First, check out this video:
Dude loses his ball.
Second, I am typing my first post with my new clicky keyboard. :-)
It is a strange thing. My fingers have pretty much forgotten what's like to have key resistance. But, I'm already working on getting used to the track pointer in the middle of the keyboard, and the keys are starting to feel familar again.
I think I'll be downright happy before it's all over.
I'm already happily being forced to keep my hands in the right position. Oh yeah! I remember that position - it's a good thing, someone said. :-)
Now, back to the first thing again (after filling up a little space on the screen before explaining the purpose of the video.)
I love little videos like that. For a full explanation of what happened, you can see Scientific American's article.
Only about half the people were fooled by this simple illusion, but the intent is not to be totally deceiving, but to allow the scientists to track how the deception worked. (Pretend you were fooled for the rest of this little post. :-)

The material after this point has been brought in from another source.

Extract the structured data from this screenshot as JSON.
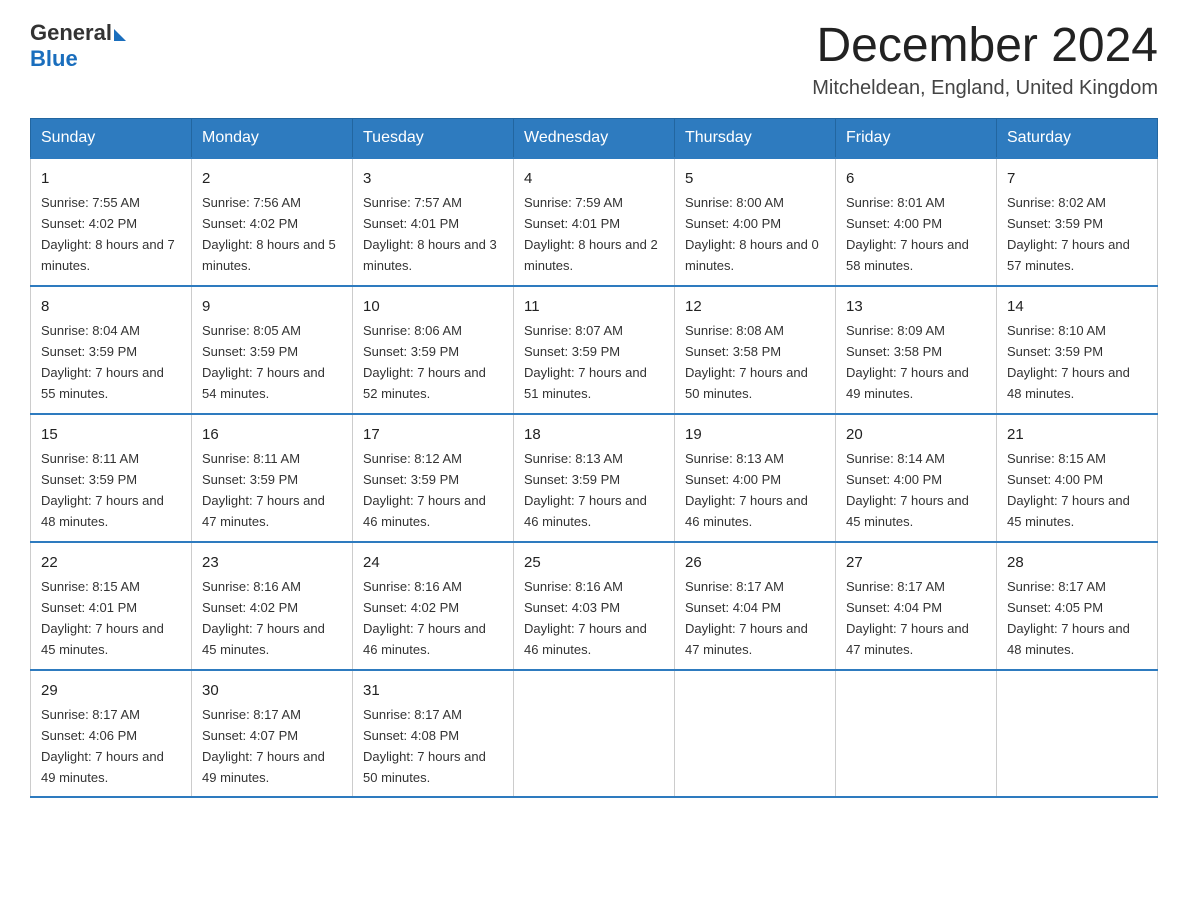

They explain over there that for the first 2 tosses, your eyes tracked the ball, but on the third toss, your eyes went to his face. You did not see the ball, so you went to the next best source of data - and the most natural source of data. You relied upon societal clues. It so happens that this member of society had decided to lie to you, and you were deceived.
This fascinates me.
Your eyes were not deceived. Your brain was. Your eyes were looking for the ball, and did not see it. But rather than take the simple facts that your eyes found as facts, you sought additional explanation, and you sought it from a fellow human. And you did it in less than the blink of an eye.
If that's not cool, what is?
Many people actually described the ball as going up off the top of the screen. In actuality, he palmed the ball. It never left his hand. You see it easily if you know to actually watch the ball.
We do this a hundred different ways. We see things that are so spot-on obviously in front us, but we look to each other for clues.
Usually it works.